- _Supplied material_
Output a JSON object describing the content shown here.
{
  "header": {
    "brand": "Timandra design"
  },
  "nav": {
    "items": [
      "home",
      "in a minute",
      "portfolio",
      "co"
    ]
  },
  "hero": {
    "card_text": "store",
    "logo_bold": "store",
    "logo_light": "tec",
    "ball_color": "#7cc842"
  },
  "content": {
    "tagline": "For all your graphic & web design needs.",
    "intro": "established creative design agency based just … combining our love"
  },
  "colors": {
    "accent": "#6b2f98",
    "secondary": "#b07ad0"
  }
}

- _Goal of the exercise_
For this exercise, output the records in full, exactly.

- _Result_
Output a JSON object describing the content shown here.
{
  "header": {
    "brand": "Timandra design"
  },
  "nav": {
    "items": [
      "home",
      "in a minute",
      "portfolio",
      "co"
    ]
  },
  "hero": {
    "card_text": "store",
    "logo_bold": "store",
    "logo_light": "tec",
    "ball_color": "#7cc842"
  },
  "content": {
    "tagline": "For all your graphic & web design needs.",
    "intro": "established creative design agency based just … combining our love"
  },
  "colors": {
    "accent": "#6b2f98",
    "secondary": "#b07ad0"
  }
}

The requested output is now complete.